Start of Exercise materials
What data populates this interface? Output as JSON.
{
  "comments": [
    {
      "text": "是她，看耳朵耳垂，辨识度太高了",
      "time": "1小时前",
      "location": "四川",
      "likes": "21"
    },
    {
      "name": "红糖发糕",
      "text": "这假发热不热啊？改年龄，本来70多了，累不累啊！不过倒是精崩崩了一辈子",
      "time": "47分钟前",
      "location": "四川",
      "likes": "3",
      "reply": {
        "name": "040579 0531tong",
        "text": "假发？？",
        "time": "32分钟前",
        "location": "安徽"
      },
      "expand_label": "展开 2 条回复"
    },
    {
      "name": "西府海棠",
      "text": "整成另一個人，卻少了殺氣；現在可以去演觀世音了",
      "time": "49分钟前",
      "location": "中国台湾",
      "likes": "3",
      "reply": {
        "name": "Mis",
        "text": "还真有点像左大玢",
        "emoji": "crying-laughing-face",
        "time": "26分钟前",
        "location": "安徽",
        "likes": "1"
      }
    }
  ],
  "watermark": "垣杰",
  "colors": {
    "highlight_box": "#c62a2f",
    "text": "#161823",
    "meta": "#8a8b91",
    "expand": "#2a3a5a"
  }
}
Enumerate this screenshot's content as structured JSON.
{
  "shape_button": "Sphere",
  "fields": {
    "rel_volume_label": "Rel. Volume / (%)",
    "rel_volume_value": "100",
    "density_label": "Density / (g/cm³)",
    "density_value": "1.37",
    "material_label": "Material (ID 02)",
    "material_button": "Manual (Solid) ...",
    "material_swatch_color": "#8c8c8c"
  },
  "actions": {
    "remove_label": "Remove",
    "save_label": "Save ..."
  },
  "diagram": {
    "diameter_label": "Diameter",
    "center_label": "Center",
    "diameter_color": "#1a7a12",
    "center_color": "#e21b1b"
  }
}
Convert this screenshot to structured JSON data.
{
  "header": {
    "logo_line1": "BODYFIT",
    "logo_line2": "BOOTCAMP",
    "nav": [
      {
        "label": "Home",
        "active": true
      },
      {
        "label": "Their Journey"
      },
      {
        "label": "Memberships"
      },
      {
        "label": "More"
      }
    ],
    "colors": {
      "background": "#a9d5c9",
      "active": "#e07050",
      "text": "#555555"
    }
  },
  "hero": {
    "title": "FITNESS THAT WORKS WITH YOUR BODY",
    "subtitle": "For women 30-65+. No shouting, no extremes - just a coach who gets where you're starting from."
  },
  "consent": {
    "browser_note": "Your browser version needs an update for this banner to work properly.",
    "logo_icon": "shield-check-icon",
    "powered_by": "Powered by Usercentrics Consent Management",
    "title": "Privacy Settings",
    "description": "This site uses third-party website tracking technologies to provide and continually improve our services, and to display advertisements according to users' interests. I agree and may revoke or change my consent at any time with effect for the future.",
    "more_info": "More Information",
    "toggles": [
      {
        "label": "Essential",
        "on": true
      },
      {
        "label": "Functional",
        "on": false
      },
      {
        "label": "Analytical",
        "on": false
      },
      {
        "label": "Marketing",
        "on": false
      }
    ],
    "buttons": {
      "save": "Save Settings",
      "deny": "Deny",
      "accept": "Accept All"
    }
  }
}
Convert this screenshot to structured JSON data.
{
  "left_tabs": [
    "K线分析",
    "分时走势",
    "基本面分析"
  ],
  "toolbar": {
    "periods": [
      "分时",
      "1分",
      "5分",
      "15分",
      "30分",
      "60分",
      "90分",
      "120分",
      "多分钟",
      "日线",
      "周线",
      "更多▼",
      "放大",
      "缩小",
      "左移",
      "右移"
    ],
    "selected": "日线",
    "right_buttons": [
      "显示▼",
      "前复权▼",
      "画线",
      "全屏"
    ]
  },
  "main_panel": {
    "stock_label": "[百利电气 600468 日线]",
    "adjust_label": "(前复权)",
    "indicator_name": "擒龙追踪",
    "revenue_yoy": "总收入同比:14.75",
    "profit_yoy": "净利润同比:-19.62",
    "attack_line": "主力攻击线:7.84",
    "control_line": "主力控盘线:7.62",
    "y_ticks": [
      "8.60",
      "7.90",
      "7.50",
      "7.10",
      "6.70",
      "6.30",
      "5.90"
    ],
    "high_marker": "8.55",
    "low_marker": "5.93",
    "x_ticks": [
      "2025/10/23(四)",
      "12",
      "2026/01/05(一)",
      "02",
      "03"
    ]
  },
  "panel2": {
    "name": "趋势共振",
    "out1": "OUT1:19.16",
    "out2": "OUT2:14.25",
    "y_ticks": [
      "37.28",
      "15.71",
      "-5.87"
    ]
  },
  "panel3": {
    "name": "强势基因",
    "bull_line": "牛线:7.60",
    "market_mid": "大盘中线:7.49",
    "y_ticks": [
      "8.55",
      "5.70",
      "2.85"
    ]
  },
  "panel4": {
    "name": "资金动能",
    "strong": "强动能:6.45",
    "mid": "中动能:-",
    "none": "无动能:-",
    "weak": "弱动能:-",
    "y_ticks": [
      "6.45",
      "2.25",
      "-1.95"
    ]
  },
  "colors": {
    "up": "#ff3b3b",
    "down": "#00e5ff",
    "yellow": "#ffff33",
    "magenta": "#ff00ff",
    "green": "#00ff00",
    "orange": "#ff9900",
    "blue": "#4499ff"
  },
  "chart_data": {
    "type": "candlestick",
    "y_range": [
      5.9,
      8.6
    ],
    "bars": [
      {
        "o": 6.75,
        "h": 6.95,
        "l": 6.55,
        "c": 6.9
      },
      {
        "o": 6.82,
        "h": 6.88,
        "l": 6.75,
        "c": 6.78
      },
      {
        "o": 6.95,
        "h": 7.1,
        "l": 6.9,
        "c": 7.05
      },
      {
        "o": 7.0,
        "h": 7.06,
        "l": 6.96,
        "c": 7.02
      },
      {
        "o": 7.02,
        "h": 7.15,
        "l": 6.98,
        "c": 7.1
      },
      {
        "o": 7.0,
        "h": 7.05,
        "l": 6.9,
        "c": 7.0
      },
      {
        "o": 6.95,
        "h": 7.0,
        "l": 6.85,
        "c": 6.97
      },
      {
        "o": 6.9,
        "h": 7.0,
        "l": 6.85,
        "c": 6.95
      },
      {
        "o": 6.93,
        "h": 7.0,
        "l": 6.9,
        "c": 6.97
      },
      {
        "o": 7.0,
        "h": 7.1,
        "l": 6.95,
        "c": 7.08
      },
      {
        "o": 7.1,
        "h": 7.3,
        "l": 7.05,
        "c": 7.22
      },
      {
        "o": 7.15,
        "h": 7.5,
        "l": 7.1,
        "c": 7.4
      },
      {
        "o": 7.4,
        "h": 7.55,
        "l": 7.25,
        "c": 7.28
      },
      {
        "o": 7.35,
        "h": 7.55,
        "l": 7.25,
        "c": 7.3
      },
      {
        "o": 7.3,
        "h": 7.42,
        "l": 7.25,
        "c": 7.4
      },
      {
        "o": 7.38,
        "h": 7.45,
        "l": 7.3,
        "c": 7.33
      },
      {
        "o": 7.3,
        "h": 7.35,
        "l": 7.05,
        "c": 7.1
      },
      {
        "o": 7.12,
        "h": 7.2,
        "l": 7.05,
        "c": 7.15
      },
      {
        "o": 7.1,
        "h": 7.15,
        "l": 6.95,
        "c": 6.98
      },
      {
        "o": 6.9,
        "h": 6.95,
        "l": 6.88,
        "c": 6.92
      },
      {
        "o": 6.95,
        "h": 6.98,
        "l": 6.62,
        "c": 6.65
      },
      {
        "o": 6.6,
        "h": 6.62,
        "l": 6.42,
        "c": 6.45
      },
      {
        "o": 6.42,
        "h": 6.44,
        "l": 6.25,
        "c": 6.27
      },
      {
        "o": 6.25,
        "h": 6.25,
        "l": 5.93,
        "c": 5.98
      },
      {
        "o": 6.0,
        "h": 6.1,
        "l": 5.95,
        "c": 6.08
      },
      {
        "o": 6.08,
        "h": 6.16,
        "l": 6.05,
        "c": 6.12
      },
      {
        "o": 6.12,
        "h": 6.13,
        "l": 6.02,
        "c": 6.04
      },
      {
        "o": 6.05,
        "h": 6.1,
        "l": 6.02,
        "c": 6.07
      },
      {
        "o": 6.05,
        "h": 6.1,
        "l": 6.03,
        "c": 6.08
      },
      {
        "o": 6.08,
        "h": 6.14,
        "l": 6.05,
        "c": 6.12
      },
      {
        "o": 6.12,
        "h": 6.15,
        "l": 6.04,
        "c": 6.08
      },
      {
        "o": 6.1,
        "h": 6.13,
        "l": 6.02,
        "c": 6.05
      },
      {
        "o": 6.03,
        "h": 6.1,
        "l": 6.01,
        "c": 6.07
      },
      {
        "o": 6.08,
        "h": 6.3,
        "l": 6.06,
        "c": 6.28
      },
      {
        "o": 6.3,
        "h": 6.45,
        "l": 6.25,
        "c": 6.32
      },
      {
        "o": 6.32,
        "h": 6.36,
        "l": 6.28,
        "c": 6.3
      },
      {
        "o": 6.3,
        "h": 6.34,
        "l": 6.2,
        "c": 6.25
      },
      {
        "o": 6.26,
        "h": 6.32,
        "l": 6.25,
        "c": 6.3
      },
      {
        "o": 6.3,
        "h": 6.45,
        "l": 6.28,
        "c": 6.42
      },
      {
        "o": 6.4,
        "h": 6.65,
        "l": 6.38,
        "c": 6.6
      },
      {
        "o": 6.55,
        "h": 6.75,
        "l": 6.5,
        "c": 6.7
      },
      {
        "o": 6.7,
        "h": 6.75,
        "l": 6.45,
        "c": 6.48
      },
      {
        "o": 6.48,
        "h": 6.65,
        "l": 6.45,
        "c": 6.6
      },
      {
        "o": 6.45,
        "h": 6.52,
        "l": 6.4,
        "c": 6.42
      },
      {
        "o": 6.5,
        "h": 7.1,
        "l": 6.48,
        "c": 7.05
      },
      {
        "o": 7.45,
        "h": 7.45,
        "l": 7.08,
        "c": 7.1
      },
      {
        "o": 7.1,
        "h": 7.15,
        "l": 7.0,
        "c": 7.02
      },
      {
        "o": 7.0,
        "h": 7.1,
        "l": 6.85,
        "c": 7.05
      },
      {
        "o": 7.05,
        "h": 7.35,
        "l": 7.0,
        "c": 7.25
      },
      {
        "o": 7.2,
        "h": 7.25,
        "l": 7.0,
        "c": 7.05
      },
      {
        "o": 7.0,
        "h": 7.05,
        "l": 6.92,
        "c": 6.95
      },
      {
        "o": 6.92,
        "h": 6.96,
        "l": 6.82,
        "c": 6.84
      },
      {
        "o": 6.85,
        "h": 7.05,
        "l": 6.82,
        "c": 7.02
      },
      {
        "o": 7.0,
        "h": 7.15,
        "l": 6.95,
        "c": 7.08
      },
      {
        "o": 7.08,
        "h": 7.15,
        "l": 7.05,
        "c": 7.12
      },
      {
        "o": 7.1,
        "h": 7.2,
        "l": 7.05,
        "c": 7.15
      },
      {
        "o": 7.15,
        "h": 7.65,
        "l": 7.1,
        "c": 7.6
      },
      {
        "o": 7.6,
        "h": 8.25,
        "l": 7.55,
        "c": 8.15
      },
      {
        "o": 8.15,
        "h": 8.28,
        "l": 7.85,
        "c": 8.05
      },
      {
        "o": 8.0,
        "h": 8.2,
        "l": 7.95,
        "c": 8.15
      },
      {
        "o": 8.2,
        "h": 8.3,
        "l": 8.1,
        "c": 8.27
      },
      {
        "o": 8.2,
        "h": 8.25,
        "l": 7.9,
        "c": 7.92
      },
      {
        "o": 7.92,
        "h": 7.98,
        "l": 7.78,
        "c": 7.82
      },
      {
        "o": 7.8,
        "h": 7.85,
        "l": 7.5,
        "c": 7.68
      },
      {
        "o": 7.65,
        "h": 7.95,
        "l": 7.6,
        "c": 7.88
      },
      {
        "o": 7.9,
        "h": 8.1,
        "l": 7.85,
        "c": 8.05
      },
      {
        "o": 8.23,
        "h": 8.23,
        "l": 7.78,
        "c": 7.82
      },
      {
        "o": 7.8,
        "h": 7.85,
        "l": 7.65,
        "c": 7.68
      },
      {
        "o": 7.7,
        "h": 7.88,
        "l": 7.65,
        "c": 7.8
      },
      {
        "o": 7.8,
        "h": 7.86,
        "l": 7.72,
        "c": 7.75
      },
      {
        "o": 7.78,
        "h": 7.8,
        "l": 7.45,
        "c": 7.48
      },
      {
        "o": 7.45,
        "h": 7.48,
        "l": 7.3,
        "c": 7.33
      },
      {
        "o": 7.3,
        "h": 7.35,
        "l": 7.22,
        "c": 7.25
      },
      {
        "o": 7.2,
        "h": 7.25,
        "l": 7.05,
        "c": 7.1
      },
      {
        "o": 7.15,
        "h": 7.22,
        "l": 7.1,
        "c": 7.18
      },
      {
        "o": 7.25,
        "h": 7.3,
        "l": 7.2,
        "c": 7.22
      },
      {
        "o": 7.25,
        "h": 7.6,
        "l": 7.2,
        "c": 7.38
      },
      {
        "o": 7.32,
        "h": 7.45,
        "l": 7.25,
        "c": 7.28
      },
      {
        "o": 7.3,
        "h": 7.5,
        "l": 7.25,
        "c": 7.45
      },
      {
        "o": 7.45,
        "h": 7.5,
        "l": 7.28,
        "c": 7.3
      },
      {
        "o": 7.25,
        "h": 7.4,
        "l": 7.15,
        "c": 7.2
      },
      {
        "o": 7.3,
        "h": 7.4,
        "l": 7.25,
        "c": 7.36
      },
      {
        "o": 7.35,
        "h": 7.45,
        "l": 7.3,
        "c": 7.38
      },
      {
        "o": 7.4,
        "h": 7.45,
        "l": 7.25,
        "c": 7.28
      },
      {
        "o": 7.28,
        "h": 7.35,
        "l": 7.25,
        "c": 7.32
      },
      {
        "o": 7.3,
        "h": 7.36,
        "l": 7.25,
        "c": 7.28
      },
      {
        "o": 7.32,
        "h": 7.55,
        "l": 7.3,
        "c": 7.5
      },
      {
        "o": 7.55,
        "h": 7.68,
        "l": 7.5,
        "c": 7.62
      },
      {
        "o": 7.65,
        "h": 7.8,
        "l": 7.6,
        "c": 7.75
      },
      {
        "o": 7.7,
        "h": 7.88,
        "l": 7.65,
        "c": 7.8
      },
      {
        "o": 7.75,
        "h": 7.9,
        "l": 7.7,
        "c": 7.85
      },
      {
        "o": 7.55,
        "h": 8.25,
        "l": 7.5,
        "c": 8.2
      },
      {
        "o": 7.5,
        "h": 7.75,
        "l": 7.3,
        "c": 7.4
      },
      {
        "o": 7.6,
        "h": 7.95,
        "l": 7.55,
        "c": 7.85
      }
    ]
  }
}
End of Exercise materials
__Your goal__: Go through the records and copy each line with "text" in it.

__Final answer__:
      "text": "是她，看耳朵耳垂，辨识度太高了",
      "text": "这假发热不热啊？改年龄，本来70多了，累不累啊！不过倒是精崩崩了一辈子",
        "text": "假发？？",
      "text": "整成另一個人，卻少了殺氣；現在可以去演觀世音了",
        "text": "还真有点像左大玢",
    "text": "#161823",
      "text": "#555555"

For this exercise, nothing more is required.